CHICAGO — "Wild Kingdom," the television show that for a quarter-century took Marlin Perkins to jungles, swamps and even a wrestling match with a giant snake, has joined some of its animal stars on the endangered species list.
Mutual of Omaha, the show's only sponsor, has decided to halt production of the syndicated program in favor of a new real-life adventure series aimed at a different market, officials said this week.
Since the first "Mutal of Omaha's Wild Kingdom" was broadcast Jan. 6, 1963, the show has taken viewers on adventures in 50 countries and helped spark the animal rights and environmental movements.
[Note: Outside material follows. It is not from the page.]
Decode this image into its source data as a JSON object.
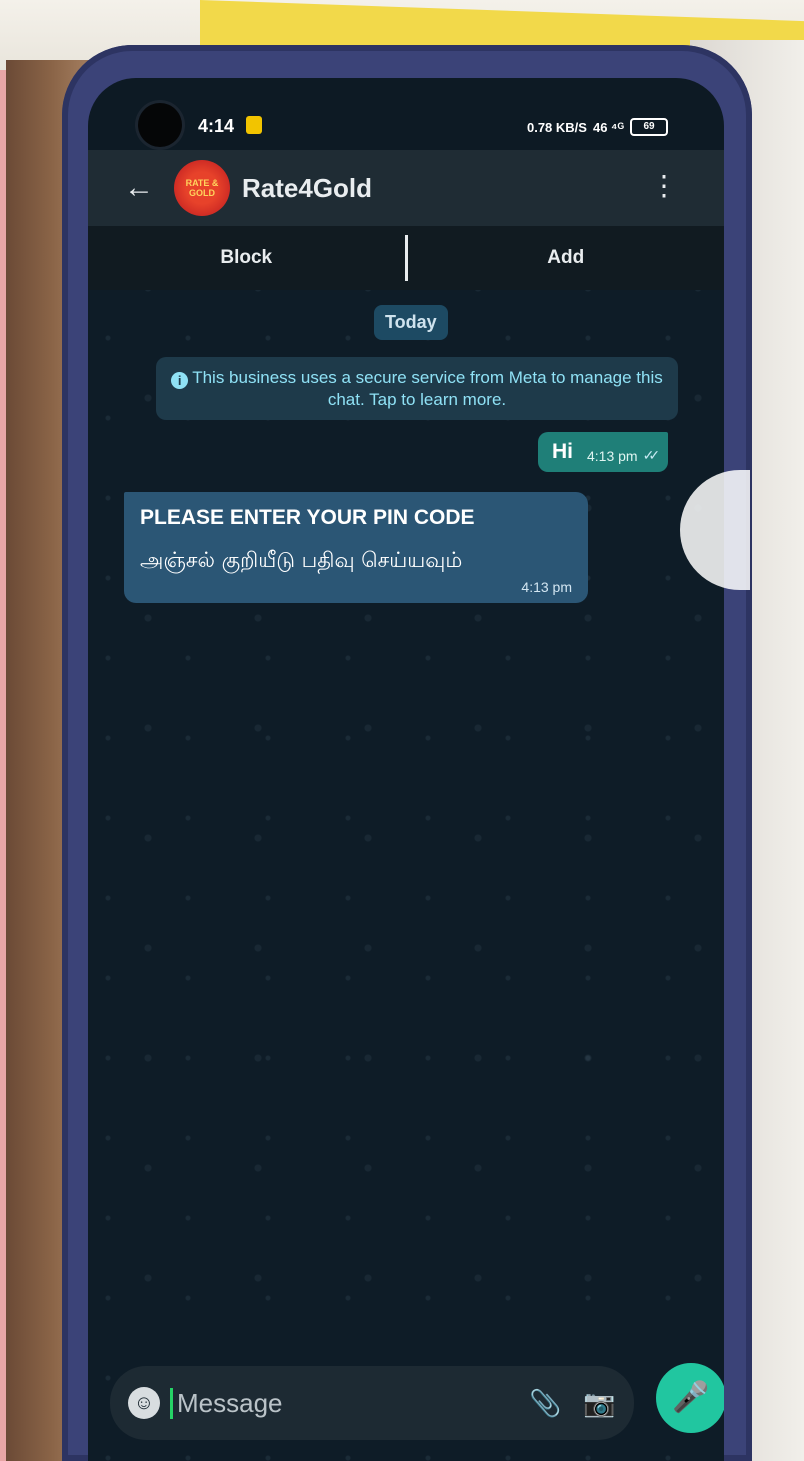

It won about 60 awards, including four Emmys.
"Most people in this country who are animal lovers were made so by the 'Wild Kingdom.' It is the sire of all the animal documentaries that are now on the tube," said J. Fred MacDonald, curator of the Museum of Broadcast Communications in Chicago and a professor at Northeastern Illinois University.
Three new episodes are being filmed this year--Nos. 327, 328 and 329--and officials at Mutual of Omaha, based in Omaha, say the show won't be extinct because reruns will be broadcast over "Wild Kingdom's" syndication network of about 200 stations.
But company officials decided last year to halt production of new "Wild Kingdom" episodes in favor of a series called "The Spirit of Adventure," aimed at network television, said Len Tondl, executive vice president of public relations.
The new show is "the usual type of documentary and it's just not our style at all," said Don Meier, the Chicago producer who created "Wild Kingdom" with Perkins.
For more than 25 years, "Wild Kingdom" gripped television viewers as Perkins, who served as host until he died in last June at age 81, narrated stories about encounters with wild animals.
"Marlin was a guy who wanted to live the experience personally," Meier said. "He was down there diving among the sharks or climbing the mountain or wrestling the anaconda snake."
The last three episodes maintain that tradition, taking Perkins' replacement and former sidekick, Jim Fowler, to film great white sharks off Australia and Bengal tigers in India and Nepal, Meier said.
"Wild Kingdom" grew from a 1950s series that began as a time filler one slow afternoon in Chicago, when Perkins was director of the city's Lincoln Park Zoo, Meier said.
The televised tour of the monkey house, with Perkins shaking hands with the primates, "was such a big hit they decided to put it on every Sunday night," Meier recalled.
"Zoo Parade," starring Perkins, ran on NBC from 1950 to 1957, MacDonald said.